**INPUT**
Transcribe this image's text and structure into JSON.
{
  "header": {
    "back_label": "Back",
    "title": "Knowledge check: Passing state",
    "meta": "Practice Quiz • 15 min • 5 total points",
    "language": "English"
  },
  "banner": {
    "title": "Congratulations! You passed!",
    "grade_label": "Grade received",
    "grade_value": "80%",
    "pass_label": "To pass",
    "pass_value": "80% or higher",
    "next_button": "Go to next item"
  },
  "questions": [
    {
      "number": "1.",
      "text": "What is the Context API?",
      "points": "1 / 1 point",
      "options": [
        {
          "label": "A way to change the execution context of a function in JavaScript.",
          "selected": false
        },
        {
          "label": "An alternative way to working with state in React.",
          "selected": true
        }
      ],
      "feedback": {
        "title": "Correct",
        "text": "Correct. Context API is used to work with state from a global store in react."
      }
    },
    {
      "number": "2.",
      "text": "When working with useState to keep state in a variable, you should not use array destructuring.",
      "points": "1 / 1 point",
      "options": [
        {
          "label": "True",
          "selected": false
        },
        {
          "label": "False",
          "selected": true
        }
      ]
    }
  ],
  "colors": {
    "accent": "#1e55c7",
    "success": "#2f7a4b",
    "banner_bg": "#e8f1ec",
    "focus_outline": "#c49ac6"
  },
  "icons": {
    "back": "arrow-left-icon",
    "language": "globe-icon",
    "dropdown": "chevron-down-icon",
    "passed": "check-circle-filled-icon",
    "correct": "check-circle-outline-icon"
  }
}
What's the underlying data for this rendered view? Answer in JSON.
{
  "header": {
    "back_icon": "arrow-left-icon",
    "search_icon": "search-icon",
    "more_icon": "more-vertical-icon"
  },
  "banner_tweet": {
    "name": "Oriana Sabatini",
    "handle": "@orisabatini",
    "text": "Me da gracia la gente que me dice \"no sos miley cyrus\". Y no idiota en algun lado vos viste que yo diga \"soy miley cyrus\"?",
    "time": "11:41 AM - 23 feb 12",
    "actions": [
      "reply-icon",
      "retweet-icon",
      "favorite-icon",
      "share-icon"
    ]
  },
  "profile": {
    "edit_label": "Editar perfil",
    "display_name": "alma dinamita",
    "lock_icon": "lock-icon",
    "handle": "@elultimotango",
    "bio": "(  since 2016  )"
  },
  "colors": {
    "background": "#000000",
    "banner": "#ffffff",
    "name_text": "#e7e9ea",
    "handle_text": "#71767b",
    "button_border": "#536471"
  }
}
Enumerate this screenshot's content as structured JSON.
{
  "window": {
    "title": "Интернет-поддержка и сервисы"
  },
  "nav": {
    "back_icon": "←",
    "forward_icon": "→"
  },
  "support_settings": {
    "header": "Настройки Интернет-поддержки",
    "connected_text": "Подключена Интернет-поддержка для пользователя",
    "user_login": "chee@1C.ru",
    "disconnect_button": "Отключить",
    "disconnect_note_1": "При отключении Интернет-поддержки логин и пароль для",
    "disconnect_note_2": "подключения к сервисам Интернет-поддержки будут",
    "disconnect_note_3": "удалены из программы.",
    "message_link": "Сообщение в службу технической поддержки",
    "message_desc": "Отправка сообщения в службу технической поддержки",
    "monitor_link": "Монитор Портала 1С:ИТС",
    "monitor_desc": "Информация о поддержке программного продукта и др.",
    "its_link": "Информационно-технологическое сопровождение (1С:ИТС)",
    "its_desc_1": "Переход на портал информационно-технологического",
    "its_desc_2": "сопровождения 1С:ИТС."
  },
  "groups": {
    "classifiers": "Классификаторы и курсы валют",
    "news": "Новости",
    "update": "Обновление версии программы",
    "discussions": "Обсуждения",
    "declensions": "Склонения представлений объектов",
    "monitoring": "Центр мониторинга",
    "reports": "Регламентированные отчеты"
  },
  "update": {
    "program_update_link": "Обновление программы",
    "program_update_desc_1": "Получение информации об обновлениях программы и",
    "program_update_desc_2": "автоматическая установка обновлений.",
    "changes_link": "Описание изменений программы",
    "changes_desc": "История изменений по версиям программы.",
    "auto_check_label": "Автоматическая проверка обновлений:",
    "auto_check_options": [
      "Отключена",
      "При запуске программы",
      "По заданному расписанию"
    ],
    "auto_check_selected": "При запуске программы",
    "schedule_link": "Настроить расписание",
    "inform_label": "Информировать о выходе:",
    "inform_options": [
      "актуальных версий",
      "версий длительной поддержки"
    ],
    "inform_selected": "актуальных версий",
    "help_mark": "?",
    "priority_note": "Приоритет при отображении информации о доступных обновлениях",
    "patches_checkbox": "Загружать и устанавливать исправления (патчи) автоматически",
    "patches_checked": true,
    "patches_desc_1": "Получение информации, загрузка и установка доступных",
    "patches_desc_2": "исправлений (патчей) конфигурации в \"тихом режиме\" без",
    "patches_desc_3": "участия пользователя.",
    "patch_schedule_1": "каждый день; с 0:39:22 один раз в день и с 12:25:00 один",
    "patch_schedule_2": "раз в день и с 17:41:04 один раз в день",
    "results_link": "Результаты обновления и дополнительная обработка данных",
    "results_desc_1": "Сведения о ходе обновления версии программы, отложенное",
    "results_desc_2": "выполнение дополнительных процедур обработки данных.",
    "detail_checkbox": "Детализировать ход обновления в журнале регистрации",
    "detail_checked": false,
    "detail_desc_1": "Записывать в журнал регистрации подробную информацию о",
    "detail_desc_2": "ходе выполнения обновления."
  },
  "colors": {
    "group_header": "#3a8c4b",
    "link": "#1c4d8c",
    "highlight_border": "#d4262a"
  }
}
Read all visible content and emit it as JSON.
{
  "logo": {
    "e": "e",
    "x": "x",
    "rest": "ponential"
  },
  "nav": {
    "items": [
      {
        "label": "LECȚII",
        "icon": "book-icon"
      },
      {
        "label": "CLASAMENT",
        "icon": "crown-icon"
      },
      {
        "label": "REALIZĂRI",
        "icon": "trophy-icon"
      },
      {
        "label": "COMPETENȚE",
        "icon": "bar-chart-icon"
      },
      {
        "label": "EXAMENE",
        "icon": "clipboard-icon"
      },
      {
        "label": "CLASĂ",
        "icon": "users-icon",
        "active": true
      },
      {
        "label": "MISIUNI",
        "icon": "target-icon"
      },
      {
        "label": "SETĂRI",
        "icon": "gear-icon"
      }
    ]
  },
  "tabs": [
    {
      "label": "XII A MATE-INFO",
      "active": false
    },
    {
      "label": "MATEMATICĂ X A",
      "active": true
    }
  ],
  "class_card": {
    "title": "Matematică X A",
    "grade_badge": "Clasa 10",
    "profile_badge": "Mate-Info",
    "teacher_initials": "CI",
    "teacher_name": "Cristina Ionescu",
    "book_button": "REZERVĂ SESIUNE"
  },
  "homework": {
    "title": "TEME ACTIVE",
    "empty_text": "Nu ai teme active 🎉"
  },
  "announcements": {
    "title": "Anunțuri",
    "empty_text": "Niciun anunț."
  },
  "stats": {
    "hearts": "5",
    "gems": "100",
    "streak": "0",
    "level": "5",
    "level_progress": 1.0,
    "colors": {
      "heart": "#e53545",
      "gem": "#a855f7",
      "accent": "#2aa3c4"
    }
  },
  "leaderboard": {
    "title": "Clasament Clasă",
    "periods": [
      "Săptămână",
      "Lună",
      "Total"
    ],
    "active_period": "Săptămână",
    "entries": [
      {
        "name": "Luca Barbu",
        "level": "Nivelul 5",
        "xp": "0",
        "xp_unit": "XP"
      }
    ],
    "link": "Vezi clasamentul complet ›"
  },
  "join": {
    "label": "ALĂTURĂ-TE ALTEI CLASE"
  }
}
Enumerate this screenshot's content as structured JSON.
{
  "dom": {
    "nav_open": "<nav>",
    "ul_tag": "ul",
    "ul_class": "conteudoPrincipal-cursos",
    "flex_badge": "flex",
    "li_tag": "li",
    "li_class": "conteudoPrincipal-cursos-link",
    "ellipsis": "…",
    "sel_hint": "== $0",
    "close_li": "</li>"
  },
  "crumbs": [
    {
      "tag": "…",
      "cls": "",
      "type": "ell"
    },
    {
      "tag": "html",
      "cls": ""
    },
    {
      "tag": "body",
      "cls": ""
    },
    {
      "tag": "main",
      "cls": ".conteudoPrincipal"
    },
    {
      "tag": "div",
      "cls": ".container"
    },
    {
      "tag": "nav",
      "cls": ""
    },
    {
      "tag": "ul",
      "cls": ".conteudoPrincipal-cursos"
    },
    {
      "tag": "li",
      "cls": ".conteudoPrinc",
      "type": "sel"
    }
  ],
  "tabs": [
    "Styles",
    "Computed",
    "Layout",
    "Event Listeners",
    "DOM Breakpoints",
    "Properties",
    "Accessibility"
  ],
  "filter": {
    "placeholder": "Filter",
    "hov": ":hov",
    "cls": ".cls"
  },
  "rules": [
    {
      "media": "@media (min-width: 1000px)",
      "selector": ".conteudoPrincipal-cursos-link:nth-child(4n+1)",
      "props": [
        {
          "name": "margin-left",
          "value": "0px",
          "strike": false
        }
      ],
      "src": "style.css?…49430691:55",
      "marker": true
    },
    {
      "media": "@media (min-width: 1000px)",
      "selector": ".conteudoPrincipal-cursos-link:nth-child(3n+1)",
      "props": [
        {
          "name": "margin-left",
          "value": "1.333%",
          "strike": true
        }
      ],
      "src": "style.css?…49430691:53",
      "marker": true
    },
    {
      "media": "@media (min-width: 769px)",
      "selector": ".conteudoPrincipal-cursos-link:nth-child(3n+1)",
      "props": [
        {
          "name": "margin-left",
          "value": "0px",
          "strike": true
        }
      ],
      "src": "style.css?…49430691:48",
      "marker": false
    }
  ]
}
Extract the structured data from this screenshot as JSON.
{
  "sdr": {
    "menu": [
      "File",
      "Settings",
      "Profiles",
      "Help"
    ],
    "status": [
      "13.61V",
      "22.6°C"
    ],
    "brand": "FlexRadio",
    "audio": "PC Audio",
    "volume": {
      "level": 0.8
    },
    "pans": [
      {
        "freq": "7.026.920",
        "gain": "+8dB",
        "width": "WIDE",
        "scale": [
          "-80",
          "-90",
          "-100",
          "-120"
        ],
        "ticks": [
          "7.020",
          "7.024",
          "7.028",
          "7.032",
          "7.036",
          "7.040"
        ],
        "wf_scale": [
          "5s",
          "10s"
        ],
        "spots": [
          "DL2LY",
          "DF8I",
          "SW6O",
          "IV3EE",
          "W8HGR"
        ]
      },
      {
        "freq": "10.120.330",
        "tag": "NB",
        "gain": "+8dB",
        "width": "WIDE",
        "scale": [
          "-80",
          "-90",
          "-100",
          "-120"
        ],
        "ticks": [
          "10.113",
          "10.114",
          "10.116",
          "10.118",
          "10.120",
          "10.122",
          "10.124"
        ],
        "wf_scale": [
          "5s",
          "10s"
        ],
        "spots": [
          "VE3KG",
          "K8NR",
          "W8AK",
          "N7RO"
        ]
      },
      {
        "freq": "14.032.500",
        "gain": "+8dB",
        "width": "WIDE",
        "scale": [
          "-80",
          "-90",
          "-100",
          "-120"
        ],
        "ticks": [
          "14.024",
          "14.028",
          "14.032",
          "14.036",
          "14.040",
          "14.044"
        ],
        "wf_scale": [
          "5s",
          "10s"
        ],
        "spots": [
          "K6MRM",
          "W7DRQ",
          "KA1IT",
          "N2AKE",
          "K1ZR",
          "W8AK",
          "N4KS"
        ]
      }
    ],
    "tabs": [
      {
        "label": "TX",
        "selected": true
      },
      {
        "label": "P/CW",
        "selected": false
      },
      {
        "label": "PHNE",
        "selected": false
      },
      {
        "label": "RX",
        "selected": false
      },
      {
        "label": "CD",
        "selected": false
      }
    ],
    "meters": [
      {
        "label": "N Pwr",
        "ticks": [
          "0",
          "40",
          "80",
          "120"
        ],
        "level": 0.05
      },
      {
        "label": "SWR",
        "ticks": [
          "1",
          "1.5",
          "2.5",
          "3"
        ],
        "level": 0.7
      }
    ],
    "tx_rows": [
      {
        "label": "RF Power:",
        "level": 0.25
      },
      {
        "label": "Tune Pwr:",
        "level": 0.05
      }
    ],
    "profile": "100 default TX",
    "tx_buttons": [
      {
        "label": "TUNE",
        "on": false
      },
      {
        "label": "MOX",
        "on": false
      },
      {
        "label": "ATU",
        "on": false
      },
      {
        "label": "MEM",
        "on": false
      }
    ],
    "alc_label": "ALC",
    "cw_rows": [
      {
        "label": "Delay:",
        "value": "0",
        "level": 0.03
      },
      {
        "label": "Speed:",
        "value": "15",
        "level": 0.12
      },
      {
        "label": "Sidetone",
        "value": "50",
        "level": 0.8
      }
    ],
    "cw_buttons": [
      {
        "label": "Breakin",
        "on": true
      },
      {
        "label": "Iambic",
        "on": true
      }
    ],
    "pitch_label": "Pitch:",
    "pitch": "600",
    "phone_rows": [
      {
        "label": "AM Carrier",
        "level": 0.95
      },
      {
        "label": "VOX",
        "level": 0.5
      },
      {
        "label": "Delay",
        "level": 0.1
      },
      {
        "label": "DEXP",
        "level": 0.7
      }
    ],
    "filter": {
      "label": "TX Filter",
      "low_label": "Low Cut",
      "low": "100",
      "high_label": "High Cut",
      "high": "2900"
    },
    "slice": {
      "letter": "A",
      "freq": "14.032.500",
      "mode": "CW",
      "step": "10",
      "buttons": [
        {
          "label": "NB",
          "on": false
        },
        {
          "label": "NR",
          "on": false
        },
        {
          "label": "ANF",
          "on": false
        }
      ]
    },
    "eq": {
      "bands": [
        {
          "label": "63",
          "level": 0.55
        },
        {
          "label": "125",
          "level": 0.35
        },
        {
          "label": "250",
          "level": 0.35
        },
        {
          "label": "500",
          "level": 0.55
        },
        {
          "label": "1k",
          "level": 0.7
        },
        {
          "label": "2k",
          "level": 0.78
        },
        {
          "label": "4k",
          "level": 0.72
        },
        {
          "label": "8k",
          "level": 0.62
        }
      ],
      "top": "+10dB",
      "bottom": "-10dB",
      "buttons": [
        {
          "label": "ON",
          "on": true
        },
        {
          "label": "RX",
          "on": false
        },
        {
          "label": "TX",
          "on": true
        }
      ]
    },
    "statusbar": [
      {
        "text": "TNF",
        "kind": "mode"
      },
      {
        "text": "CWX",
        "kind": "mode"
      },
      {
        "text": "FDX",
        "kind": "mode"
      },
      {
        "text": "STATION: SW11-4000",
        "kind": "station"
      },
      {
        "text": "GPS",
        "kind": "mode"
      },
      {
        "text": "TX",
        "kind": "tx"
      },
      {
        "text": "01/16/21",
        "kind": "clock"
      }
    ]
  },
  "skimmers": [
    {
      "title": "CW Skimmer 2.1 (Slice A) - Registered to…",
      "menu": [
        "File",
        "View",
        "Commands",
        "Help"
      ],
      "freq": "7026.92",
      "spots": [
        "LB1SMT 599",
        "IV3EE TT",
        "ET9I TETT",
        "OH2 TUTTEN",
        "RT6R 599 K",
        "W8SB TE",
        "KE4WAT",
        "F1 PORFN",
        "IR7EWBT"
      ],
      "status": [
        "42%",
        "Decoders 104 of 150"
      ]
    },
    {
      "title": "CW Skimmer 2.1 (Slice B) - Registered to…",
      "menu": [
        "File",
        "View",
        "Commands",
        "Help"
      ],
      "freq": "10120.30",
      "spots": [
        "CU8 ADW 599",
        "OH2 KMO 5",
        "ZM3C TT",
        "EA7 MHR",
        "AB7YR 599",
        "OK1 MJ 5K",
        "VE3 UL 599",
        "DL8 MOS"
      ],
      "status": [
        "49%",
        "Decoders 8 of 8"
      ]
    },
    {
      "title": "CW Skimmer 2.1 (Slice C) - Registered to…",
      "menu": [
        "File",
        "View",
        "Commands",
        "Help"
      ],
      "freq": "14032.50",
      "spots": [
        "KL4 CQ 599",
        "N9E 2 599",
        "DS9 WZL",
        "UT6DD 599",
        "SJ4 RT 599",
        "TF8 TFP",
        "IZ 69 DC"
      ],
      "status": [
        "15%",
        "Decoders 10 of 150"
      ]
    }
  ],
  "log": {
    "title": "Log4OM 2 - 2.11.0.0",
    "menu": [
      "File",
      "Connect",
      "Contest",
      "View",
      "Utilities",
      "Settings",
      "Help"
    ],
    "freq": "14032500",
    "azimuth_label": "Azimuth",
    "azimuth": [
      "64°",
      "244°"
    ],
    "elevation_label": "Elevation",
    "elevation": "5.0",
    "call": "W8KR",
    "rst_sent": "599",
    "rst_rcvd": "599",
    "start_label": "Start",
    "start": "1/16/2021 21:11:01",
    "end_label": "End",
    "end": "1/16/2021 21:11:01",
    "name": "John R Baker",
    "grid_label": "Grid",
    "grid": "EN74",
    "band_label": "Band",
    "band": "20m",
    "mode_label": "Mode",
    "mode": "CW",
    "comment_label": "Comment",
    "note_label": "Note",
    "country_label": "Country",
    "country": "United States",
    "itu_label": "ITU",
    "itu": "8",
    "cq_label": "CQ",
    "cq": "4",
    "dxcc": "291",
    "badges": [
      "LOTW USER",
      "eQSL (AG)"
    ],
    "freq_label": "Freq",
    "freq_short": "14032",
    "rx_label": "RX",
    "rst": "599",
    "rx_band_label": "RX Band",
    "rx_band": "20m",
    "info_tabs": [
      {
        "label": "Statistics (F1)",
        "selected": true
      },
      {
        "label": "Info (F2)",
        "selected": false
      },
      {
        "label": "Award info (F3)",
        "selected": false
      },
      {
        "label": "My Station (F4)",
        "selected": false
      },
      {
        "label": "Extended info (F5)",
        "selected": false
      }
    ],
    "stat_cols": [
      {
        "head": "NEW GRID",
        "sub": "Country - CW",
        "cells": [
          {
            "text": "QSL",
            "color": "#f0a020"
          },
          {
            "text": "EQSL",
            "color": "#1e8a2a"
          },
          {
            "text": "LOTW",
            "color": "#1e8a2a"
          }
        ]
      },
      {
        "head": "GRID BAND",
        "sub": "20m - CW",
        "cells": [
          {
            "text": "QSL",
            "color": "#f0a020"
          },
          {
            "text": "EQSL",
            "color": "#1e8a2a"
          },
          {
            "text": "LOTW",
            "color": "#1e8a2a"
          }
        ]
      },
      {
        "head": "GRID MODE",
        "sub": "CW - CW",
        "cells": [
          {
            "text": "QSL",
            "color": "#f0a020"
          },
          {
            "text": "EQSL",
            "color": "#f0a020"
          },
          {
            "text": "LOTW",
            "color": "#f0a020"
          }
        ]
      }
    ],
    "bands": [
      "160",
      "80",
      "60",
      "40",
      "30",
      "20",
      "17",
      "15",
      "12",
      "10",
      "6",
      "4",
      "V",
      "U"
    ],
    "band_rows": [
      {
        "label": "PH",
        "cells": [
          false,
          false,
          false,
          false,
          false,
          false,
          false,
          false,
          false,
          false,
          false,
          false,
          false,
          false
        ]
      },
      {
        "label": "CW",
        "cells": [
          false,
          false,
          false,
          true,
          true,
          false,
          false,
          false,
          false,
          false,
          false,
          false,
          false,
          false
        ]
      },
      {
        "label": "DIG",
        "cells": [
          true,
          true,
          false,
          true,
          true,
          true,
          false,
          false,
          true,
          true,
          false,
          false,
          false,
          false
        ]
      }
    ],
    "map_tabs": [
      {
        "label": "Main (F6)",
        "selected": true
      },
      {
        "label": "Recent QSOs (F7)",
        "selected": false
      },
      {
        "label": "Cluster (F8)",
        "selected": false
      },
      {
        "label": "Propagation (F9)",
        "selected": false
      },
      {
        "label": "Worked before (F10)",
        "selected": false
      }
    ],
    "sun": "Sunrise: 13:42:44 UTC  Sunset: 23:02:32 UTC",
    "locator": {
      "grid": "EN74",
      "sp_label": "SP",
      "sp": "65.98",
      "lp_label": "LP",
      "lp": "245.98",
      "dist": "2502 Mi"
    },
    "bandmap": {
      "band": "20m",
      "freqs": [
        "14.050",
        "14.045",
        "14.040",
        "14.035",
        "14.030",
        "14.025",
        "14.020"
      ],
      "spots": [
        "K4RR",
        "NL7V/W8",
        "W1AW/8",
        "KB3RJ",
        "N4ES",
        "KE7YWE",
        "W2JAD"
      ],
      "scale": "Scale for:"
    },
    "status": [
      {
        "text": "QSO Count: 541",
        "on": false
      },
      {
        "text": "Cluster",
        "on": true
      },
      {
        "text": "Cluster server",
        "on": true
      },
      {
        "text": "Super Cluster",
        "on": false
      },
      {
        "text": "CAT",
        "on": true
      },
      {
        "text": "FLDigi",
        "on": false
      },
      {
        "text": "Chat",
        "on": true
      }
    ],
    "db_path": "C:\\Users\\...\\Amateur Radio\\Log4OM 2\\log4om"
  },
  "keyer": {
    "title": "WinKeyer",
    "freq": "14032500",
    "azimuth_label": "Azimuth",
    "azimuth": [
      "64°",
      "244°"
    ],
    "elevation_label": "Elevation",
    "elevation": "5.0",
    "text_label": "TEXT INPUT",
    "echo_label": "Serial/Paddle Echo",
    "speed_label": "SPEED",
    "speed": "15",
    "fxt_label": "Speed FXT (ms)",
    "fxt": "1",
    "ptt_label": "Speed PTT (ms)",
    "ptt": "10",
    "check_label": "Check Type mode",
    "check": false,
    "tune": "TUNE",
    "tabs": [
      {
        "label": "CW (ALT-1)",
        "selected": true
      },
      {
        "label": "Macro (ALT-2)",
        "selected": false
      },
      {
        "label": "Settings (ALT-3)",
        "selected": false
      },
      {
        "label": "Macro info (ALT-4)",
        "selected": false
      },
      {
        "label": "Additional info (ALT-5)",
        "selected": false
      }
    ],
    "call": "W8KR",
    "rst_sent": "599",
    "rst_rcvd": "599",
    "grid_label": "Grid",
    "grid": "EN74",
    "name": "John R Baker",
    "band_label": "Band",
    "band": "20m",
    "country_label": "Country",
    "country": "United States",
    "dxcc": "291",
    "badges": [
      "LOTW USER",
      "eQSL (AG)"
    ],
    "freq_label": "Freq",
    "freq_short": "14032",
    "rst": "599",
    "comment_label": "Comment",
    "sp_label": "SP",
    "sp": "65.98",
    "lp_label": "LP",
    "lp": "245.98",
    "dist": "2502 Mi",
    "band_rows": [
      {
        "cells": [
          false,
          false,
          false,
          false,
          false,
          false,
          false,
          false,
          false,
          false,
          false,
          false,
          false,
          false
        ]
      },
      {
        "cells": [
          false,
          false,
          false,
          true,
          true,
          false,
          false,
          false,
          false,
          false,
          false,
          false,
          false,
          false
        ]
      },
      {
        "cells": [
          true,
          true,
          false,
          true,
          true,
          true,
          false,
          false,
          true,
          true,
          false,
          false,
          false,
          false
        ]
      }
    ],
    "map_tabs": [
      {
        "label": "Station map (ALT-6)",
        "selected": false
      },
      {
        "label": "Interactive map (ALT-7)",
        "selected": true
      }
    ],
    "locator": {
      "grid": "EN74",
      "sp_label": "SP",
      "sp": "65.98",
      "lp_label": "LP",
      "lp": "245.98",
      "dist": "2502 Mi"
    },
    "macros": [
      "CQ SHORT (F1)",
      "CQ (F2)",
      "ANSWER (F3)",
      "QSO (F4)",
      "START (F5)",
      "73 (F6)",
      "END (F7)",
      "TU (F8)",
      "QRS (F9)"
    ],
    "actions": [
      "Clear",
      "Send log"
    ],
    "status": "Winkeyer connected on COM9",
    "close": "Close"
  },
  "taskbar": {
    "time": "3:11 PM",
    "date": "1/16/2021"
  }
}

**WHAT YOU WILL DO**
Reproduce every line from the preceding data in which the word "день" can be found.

**REPLY**
    "patch_schedule_1": "каждый день; с 0:39:22 один раз в день и с 12:25:00 один",
    "patch_schedule_2": "раз в день и с 17:41:04 один раз в день",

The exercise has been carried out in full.